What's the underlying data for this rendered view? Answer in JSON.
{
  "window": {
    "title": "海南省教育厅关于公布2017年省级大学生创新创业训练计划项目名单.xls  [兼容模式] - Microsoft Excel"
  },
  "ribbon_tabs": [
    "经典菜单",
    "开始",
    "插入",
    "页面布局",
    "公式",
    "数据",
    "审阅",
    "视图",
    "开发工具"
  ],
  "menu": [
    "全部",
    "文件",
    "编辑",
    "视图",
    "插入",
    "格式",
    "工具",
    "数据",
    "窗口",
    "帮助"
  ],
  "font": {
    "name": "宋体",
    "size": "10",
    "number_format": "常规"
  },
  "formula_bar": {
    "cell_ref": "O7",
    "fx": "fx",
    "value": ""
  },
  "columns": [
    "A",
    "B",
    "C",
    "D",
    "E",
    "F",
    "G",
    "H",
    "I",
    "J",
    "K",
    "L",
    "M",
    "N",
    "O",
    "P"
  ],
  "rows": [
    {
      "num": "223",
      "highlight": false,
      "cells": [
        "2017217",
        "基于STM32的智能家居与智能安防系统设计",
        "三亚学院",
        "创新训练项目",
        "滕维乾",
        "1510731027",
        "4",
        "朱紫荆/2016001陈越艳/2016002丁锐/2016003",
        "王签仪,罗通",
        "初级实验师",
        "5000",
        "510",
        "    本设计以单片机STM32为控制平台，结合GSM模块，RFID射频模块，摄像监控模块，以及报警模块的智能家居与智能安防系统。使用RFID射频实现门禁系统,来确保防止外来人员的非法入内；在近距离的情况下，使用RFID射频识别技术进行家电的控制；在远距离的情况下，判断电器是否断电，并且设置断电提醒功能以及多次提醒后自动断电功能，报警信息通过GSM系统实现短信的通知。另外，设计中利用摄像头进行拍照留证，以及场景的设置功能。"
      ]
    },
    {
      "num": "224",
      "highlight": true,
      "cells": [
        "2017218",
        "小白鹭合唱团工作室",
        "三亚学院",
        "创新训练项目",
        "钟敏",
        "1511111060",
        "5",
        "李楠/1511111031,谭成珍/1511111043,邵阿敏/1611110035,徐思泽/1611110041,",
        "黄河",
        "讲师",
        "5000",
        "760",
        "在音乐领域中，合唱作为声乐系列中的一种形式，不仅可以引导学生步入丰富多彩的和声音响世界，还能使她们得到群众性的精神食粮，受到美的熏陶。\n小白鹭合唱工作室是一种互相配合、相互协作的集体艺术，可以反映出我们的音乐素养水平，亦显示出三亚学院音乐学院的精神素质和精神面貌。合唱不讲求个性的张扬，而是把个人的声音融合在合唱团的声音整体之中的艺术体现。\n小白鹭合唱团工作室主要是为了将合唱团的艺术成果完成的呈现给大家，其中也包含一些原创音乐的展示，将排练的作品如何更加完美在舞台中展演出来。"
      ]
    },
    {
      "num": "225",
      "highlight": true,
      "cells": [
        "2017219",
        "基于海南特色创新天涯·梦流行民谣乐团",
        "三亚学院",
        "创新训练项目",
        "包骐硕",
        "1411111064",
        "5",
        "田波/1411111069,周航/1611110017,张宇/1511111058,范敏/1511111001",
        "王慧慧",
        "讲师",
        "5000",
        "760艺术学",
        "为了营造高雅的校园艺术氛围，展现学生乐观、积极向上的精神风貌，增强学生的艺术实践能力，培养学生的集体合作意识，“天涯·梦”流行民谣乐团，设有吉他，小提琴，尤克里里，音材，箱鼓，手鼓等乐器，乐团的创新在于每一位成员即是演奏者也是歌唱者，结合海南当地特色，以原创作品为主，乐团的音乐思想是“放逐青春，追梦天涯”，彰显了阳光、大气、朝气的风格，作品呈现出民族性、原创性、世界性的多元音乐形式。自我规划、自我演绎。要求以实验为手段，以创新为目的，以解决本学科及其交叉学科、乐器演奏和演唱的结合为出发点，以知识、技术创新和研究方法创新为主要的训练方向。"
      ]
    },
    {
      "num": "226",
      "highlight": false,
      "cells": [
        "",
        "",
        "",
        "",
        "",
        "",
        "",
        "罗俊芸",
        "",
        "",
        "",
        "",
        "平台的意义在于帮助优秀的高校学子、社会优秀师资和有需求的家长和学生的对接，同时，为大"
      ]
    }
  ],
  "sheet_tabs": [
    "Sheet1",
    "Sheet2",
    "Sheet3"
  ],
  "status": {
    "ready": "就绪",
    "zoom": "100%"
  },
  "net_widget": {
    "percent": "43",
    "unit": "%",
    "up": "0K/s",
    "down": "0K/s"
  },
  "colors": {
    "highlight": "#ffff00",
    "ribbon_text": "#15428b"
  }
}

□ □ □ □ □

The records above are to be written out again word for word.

What's the underlying data for this rendered view? Answer in JSON.
{
  "window": {
    "title": "海南省教育厅关于公布2017年省级大学生创新创业训练计划项目名单.xls  [兼容模式] - Microsoft Excel"
  },
  "ribbon_tabs": [
    "经典菜单",
    "开始",
    "插入",
    "页面布局",
    "公式",
    "数据",
    "审阅",
    "视图",
    "开发工具"
  ],
  "menu": [
    "全部",
    "文件",
    "编辑",
    "视图",
    "插入",
    "格式",
    "工具",
    "数据",
    "窗口",
    "帮助"
  ],
  "font": {
    "name": "宋体",
    "size": "10",
    "number_format": "常规"
  },
  "formula_bar": {
    "cell_ref": "O7",
    "fx": "fx",
    "value": ""
  },
  "columns": [
    "A",
    "B",
    "C",
    "D",
    "E",
    "F",
    "G",
    "H",
    "I",
    "J",
    "K",
    "L",
    "M",
    "N",
    "O",
    "P"
  ],
  "rows": [
    {
      "num": "223",
      "highlight": false,
      "cells": [
        "2017217",
        "基于STM32的智能家居与智能安防系统设计",
        "三亚学院",
        "创新训练项目",
        "滕维乾",
        "1510731027",
        "4",
        "朱紫荆/2016001陈越艳/2016002丁锐/2016003",
        "王签仪,罗通",
        "初级实验师",
        "5000",
        "510",
        "    本设计以单片机STM32为控制平台，结合GSM模块，RFID射频模块，摄像监控模块，以及报警模块的智能家居与智能安防系统。使用RFID射频实现门禁系统,来确保防止外来人员的非法入内；在近距离的情况下，使用RFID射频识别技术进行家电的控制；在远距离的情况下，判断电器是否断电，并且设置断电提醒功能以及多次提醒后自动断电功能，报警信息通过GSM系统实现短信的通知。另外，设计中利用摄像头进行拍照留证，以及场景的设置功能。"
      ]
    },
    {
      "num": "224",
      "highlight": true,
      "cells": [
        "2017218",
        "小白鹭合唱团工作室",
        "三亚学院",
        "创新训练项目",
        "钟敏",
        "1511111060",
        "5",
        "李楠/1511111031,谭成珍/1511111043,邵阿敏/1611110035,徐思泽/1611110041,",
        "黄河",
        "讲师",
        "5000",
        "760",
        "在音乐领域中，合唱作为声乐系列中的一种形式，不仅可以引导学生步入丰富多彩的和声音响世界，还能使她们得到群众性的精神食粮，受到美的熏陶。\n小白鹭合唱工作室是一种互相配合、相互协作的集体艺术，可以反映出我们的音乐素养水平，亦显示出三亚学院音乐学院的精神素质和精神面貌。合唱不讲求个性的张扬，而是把个人的声音融合在合唱团的声音整体之中的艺术体现。\n小白鹭合唱团工作室主要是为了将合唱团的艺术成果完成的呈现给大家，其中也包含一些原创音乐的展示，将排练的作品如何更加完美在舞台中展演出来。"
      ]
    },
    {
      "num": "225",
      "highlight": true,
      "cells": [
        "2017219",
        "基于海南特色创新天涯·梦流行民谣乐团",
        "三亚学院",
        "创新训练项目",
        "包骐硕",
        "1411111064",
        "5",
        "田波/1411111069,周航/1611110017,张宇/1511111058,范敏/1511111001",
        "王慧慧",
        "讲师",
        "5000",
        "760艺术学",
        "为了营造高雅的校园艺术氛围，展现学生乐观、积极向上的精神风貌，增强学生的艺术实践能力，培养学生的集体合作意识，“天涯·梦”流行民谣乐团，设有吉他，小提琴，尤克里里，音材，箱鼓，手鼓等乐器，乐团的创新在于每一位成员即是演奏者也是歌唱者，结合海南当地特色，以原创作品为主，乐团的音乐思想是“放逐青春，追梦天涯”，彰显了阳光、大气、朝气的风格，作品呈现出民族性、原创性、世界性的多元音乐形式。自我规划、自我演绎。要求以实验为手段，以创新为目的，以解决本学科及其交叉学科、乐器演奏和演唱的结合为出发点，以知识、技术创新和研究方法创新为主要的训练方向。"
      ]
    },
    {
      "num": "226",
      "highlight": false,
      "cells": [
        "",
        "",
        "",
        "",
        "",
        "",
        "",
        "罗俊芸",
        "",
        "",
        "",
        "",
        "平台的意义在于帮助优秀的高校学子、社会优秀师资和有需求的家长和学生的对接，同时，为大"
      ]
    }
  ],
  "sheet_tabs": [
    "Sheet1",
    "Sheet2",
    "Sheet3"
  ],
  "status": {
    "ready": "就绪",
    "zoom": "100%"
  },
  "net_widget": {
    "percent": "43",
    "unit": "%",
    "up": "0K/s",
    "down": "0K/s"
  },
  "colors": {
    "highlight": "#ffff00",
    "ribbon_text": "#15428b"
  }
}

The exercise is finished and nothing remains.